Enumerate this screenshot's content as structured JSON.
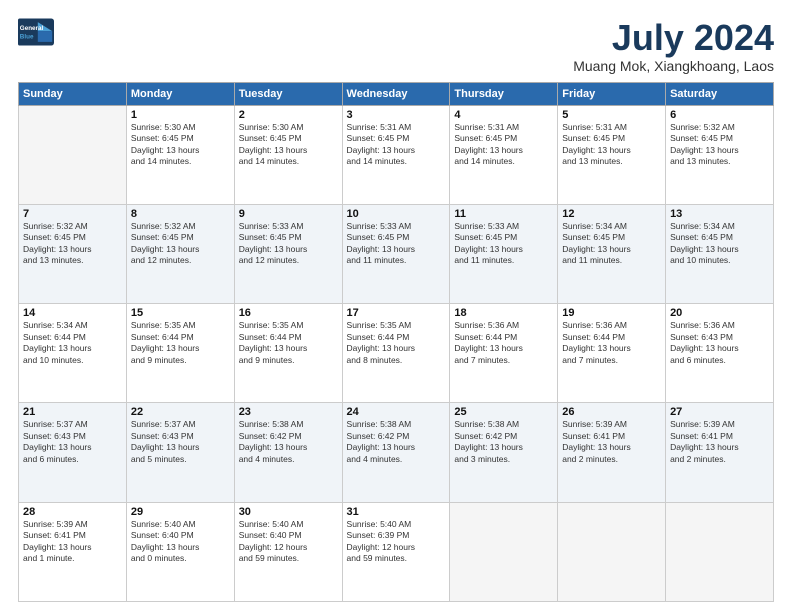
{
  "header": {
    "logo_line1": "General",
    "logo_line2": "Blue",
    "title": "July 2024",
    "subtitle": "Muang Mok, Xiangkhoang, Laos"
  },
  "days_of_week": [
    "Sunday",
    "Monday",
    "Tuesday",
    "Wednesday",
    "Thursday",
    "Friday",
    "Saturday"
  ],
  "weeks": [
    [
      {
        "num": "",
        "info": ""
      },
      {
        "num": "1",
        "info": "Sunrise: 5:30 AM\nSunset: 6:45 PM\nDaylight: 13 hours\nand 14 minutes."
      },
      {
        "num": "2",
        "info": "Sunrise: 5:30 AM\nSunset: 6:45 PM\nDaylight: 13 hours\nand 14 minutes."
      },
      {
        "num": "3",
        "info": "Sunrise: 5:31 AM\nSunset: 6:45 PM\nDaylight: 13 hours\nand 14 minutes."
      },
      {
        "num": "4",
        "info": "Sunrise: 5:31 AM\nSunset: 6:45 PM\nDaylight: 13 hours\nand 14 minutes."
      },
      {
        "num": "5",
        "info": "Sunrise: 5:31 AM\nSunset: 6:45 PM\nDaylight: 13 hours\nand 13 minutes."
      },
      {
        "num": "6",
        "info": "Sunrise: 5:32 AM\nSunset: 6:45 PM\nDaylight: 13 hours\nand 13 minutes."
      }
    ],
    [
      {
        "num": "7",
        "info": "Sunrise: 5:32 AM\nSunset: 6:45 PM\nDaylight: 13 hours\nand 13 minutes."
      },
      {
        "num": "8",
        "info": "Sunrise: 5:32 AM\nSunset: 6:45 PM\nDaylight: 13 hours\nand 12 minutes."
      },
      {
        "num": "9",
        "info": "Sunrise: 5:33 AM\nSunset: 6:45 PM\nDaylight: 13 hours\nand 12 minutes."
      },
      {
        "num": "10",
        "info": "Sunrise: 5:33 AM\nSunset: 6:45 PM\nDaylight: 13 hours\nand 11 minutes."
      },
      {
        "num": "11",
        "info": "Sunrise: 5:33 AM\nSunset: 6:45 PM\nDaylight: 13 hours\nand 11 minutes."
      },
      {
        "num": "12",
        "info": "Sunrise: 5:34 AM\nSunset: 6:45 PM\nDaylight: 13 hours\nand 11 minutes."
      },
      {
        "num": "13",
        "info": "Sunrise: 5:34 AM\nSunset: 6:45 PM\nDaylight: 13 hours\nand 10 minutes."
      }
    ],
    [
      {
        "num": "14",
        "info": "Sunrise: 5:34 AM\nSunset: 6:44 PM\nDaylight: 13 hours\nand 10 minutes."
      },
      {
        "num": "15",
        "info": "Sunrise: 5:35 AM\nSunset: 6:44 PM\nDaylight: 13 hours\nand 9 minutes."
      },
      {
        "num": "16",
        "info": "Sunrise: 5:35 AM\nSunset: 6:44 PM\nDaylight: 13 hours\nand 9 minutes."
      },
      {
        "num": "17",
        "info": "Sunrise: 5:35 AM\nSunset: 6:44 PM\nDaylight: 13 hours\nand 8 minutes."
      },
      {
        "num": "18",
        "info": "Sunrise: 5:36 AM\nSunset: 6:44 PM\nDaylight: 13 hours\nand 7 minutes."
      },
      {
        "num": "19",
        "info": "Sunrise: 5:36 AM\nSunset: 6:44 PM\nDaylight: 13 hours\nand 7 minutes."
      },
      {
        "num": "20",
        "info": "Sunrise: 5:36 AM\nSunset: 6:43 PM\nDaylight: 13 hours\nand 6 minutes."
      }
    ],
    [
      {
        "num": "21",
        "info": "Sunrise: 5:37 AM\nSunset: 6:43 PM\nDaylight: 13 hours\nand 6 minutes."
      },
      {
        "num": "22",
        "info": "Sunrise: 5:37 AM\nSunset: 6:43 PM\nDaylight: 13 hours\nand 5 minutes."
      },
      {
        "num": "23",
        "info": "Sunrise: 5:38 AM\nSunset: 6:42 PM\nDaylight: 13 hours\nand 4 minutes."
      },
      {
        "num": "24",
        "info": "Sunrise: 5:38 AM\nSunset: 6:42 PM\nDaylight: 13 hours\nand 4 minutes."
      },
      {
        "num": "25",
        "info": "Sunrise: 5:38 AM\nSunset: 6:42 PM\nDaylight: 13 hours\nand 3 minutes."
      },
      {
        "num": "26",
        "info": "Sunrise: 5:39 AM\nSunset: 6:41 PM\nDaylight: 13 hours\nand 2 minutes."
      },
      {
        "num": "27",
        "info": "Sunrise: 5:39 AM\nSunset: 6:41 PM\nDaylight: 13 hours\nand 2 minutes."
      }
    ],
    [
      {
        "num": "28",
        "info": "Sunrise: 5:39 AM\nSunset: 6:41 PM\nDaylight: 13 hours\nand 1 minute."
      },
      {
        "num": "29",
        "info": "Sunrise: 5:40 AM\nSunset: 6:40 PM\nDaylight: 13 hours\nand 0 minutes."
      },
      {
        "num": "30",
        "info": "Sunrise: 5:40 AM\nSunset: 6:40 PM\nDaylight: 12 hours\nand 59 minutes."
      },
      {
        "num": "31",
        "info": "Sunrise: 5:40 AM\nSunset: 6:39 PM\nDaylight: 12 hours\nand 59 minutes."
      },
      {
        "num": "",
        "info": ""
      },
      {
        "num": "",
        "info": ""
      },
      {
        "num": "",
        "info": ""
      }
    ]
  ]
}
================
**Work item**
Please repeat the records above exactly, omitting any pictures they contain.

**Task answer**
Enumerate this screenshot's content as structured JSON.
{
  "header": {
    "logo_line1": "General",
    "logo_line2": "Blue",
    "title": "July 2024",
    "subtitle": "Muang Mok, Xiangkhoang, Laos"
  },
  "days_of_week": [
    "Sunday",
    "Monday",
    "Tuesday",
    "Wednesday",
    "Thursday",
    "Friday",
    "Saturday"
  ],
  "weeks": [
    [
      {
        "num": "",
        "info": ""
      },
      {
        "num": "1",
        "info": "Sunrise: 5:30 AM\nSunset: 6:45 PM\nDaylight: 13 hours\nand 14 minutes."
      },
      {
        "num": "2",
        "info": "Sunrise: 5:30 AM\nSunset: 6:45 PM\nDaylight: 13 hours\nand 14 minutes."
      },
      {
        "num": "3",
        "info": "Sunrise: 5:31 AM\nSunset: 6:45 PM\nDaylight: 13 hours\nand 14 minutes."
      },
      {
        "num": "4",
        "info": "Sunrise: 5:31 AM\nSunset: 6:45 PM\nDaylight: 13 hours\nand 14 minutes."
      },
      {
        "num": "5",
        "info": "Sunrise: 5:31 AM\nSunset: 6:45 PM\nDaylight: 13 hours\nand 13 minutes."
      },
      {
        "num": "6",
        "info": "Sunrise: 5:32 AM\nSunset: 6:45 PM\nDaylight: 13 hours\nand 13 minutes."
      }
    ],
    [
      {
        "num": "7",
        "info": "Sunrise: 5:32 AM\nSunset: 6:45 PM\nDaylight: 13 hours\nand 13 minutes."
      },
      {
        "num": "8",
        "info": "Sunrise: 5:32 AM\nSunset: 6:45 PM\nDaylight: 13 hours\nand 12 minutes."
      },
      {
        "num": "9",
        "info": "Sunrise: 5:33 AM\nSunset: 6:45 PM\nDaylight: 13 hours\nand 12 minutes."
      },
      {
        "num": "10",
        "info": "Sunrise: 5:33 AM\nSunset: 6:45 PM\nDaylight: 13 hours\nand 11 minutes."
      },
      {
        "num": "11",
        "info": "Sunrise: 5:33 AM\nSunset: 6:45 PM\nDaylight: 13 hours\nand 11 minutes."
      },
      {
        "num": "12",
        "info": "Sunrise: 5:34 AM\nSunset: 6:45 PM\nDaylight: 13 hours\nand 11 minutes."
      },
      {
        "num": "13",
        "info": "Sunrise: 5:34 AM\nSunset: 6:45 PM\nDaylight: 13 hours\nand 10 minutes."
      }
    ],
    [
      {
        "num": "14",
        "info": "Sunrise: 5:34 AM\nSunset: 6:44 PM\nDaylight: 13 hours\nand 10 minutes."
      },
      {
        "num": "15",
        "info": "Sunrise: 5:35 AM\nSunset: 6:44 PM\nDaylight: 13 hours\nand 9 minutes."
      },
      {
        "num": "16",
        "info": "Sunrise: 5:35 AM\nSunset: 6:44 PM\nDaylight: 13 hours\nand 9 minutes."
      },
      {
        "num": "17",
        "info": "Sunrise: 5:35 AM\nSunset: 6:44 PM\nDaylight: 13 hours\nand 8 minutes."
      },
      {
        "num": "18",
        "info": "Sunrise: 5:36 AM\nSunset: 6:44 PM\nDaylight: 13 hours\nand 7 minutes."
      },
      {
        "num": "19",
        "info": "Sunrise: 5:36 AM\nSunset: 6:44 PM\nDaylight: 13 hours\nand 7 minutes."
      },
      {
        "num": "20",
        "info": "Sunrise: 5:36 AM\nSunset: 6:43 PM\nDaylight: 13 hours\nand 6 minutes."
      }
    ],
    [
      {
        "num": "21",
        "info": "Sunrise: 5:37 AM\nSunset: 6:43 PM\nDaylight: 13 hours\nand 6 minutes."
      },
      {
        "num": "22",
        "info": "Sunrise: 5:37 AM\nSunset: 6:43 PM\nDaylight: 13 hours\nand 5 minutes."
      },
      {
        "num": "23",
        "info": "Sunrise: 5:38 AM\nSunset: 6:42 PM\nDaylight: 13 hours\nand 4 minutes."
      },
      {
        "num": "24",
        "info": "Sunrise: 5:38 AM\nSunset: 6:42 PM\nDaylight: 13 hours\nand 4 minutes."
      },
      {
        "num": "25",
        "info": "Sunrise: 5:38 AM\nSunset: 6:42 PM\nDaylight: 13 hours\nand 3 minutes."
      },
      {
        "num": "26",
        "info": "Sunrise: 5:39 AM\nSunset: 6:41 PM\nDaylight: 13 hours\nand 2 minutes."
      },
      {
        "num": "27",
        "info": "Sunrise: 5:39 AM\nSunset: 6:41 PM\nDaylight: 13 hours\nand 2 minutes."
      }
    ],
    [
      {
        "num": "28",
        "info": "Sunrise: 5:39 AM\nSunset: 6:41 PM\nDaylight: 13 hours\nand 1 minute."
      },
      {
        "num": "29",
        "info": "Sunrise: 5:40 AM\nSunset: 6:40 PM\nDaylight: 13 hours\nand 0 minutes."
      },
      {
        "num": "30",
        "info": "Sunrise: 5:40 AM\nSunset: 6:40 PM\nDaylight: 12 hours\nand 59 minutes."
      },
      {
        "num": "31",
        "info": "Sunrise: 5:40 AM\nSunset: 6:39 PM\nDaylight: 12 hours\nand 59 minutes."
      },
      {
        "num": "",
        "info": ""
      },
      {
        "num": "",
        "info": ""
      },
      {
        "num": "",
        "info": ""
      }
    ]
  ]
}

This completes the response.